National Youth HIV & AIDS Awareness Day (NYHAAD), held annually on April 10th, is a day to educate the public about the impact of HIV and AIDS on young people. Founded by Advocates for Youth, the day also highlights the advocacy of young people in the U.S. around linking people to services, providing sexual health resources, and HIV education.
It is more important than ever that youth have quality sexual health services, including testing, free from stigma or oppression. One in five new HIV diagnoses in the U.S. occur in people aged 13 – 24, and approximately 44% of young people with HIV do not know they have the virus. In fact, only 9% of high school students have ever been tested for HIV. According to the CDC, youth with HIV are the least likely of any age group to be linked to care in a timely manner and have a suppressed viral load. Certain groups of young people – especially LGBTQ+, Black/African American, and Latinx youth – are at even greater risk for negative health outcomes due to structural racism and intolerance that further reduces access to quality and stigma-free support systems.
Gender-Affirming Care is HIV Prevention
Trans and gender nonconforming (GNC) youth are especially at risk for acquiring HIV due to transphobia, stigma, homophobia, racism, and other structural barriers to fundamental needs that impact HIV risk such as quality health care, safe and affordable housing, and mental wellness. In 2021, an alarming number of bills banning the provision of lifesaving gender-affirming health care for trans youth have been passed or introduced throughout the country, despite a large body of evidence showing its necessity for this population.
Gender-affirming care is crucial for trans and GNC youth to stay HIV negative or, for trans youth living with HIV, to reach and maintain viral suppression. According to the American Psychiatric Association, long-standing medical and psychiatric literature demonstrates clear benefits of medical and surgical interventions to assist gender variant individuals seeking transition. For example, a study in Pediatrics shows that transgender youth are less likely to grapple with depression and suicidal thoughts when they receive early gender-affirming care.
On NYHAAD and beyond, NACCHO urges local health departments to:
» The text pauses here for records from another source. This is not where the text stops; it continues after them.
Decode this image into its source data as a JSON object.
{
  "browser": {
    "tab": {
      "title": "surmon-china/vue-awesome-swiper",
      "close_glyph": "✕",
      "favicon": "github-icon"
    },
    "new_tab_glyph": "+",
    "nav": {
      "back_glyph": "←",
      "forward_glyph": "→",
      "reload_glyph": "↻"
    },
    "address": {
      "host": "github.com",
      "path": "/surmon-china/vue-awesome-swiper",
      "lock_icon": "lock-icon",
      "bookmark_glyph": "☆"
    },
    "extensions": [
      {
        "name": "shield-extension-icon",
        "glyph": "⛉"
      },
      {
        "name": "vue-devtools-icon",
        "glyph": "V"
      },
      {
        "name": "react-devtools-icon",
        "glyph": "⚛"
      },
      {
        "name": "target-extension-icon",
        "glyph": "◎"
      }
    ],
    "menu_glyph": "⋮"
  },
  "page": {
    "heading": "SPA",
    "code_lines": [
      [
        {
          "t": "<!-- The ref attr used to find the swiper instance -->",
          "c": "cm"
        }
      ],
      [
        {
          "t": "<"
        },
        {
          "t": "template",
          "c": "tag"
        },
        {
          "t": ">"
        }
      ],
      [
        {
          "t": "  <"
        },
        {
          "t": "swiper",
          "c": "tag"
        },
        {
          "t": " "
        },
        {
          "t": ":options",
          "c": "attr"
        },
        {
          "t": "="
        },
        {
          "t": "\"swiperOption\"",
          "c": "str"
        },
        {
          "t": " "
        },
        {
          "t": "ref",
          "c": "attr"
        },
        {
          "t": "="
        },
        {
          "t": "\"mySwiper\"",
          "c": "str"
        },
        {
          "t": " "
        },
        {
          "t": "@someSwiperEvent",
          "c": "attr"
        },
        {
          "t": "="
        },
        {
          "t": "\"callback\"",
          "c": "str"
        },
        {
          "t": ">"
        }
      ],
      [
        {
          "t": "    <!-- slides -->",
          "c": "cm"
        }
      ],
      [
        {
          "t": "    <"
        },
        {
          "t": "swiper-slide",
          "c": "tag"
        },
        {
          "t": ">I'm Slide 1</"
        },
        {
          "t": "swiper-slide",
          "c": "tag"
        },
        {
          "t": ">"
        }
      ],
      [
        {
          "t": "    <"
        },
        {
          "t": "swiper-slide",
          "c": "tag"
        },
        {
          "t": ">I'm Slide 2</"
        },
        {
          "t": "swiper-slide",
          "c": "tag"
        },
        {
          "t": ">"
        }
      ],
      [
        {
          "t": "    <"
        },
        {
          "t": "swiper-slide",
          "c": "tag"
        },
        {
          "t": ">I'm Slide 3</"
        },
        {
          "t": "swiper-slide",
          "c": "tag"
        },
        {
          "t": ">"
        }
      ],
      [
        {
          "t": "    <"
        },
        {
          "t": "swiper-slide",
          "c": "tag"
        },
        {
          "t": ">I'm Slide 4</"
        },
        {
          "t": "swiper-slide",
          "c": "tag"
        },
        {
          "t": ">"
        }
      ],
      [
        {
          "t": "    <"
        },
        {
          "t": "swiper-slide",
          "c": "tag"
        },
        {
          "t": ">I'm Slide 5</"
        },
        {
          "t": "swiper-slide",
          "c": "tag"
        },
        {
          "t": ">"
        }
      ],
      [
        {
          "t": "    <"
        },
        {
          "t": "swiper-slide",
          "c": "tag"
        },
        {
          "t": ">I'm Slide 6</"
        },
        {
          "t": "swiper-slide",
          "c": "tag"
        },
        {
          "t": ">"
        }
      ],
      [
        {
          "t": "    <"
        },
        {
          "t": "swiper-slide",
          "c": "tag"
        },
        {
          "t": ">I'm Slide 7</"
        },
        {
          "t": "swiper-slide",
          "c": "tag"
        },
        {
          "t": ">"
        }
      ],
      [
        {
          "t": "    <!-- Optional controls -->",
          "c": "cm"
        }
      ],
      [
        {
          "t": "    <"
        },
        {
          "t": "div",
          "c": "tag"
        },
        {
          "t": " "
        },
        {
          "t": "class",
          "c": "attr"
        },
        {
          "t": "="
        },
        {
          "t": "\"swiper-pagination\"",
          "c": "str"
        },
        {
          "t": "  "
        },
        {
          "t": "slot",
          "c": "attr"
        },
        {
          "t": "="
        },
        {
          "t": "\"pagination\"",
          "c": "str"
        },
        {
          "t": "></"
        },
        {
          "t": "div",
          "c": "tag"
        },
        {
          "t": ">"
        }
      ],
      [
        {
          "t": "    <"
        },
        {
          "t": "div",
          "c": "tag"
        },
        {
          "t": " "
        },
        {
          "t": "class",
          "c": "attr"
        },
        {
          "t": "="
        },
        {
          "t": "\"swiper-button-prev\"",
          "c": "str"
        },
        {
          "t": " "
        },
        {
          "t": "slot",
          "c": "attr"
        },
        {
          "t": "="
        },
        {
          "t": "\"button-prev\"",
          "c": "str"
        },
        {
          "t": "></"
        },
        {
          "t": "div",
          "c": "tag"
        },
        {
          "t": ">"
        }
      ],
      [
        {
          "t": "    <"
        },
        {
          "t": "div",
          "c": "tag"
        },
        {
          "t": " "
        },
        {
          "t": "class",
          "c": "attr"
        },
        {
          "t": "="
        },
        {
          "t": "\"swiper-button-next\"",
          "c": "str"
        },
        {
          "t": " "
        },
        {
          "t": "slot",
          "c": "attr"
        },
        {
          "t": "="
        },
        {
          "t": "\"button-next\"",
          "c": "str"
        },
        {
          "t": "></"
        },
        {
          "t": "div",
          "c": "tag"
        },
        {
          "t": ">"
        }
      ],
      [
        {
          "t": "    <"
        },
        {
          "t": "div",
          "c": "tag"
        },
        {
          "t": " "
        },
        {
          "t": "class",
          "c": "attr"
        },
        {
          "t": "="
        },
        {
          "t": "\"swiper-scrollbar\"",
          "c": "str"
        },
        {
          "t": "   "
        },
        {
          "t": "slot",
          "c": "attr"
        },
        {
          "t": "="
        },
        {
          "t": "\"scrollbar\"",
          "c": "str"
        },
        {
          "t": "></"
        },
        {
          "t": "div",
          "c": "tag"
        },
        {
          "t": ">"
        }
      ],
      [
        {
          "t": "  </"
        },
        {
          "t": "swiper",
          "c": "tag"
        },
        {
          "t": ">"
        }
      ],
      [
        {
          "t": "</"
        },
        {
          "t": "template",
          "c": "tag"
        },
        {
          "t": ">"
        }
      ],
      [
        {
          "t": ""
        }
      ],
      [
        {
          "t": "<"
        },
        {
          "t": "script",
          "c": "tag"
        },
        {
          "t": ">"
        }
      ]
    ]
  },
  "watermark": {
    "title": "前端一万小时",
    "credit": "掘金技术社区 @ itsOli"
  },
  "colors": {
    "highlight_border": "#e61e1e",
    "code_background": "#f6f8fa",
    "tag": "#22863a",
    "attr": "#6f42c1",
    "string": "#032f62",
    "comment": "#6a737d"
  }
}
- Ensure health department programs and services are inclusive and affirming of LGBTQ individuals, families, and communities;
- Collaborate with other local government agencies, community-based organizations, healthcare providers, schools, and other stakeholders to address health inequities and discrimination experienced by LGBTQ individuals and support them in developing and implementing strategies to ensure programs and services are LGBTQ affirming; and to
- Advocate for policies and ordinances at federal, state, and local levels that are inclusive of sexual orientation and gender identity and expression and prohibit all discrimination on the basis of sexual orientation and gender identity and expression.
Local health departments play a key role in sharing up-to-date and age-appropriate information, creating youth-friendly spaces and collaborations, and working with schools and places where young people spend time to promote affirming, stigma-free, quality sexual health education and services. Learn more in the resources below about what health departments can do to support youth of all gender identities, sexual orientations, and HIV statuses.
Resources for young people:
- Advocates for Youth: Youth Activist Toolkit
- Hear from LGBTQ+ youth of color and young people living with HIV at #MyStoryOutLoud blog
- Students: Bring free condoms to your campus with the Condom Collective
- Adolescent Sexual Health: Learning about Sexual Risk Behaviors
- Hotlines and Support Groups: Trans Youth Equality Initiative, Trans Lifeline, and Trevor Space
Resources for health departments, service providers, and others:
- NYHAAD Social Media Toolkit
- A Guide to Being an Ally to Transgender and Nonbinary Youth
- How Schools Can Support HIV Testing Among Adolescents
- Get Yourself Tested Campaign for High Schools
- What Works Factsheet: Sexual Health Services
- Story From the Field: Genesee County’s “SEX: We Get It” Campaign
- Presentation Recordings: Youth Engagement in HIV Care (Ryan White HIV/AIDS Conference)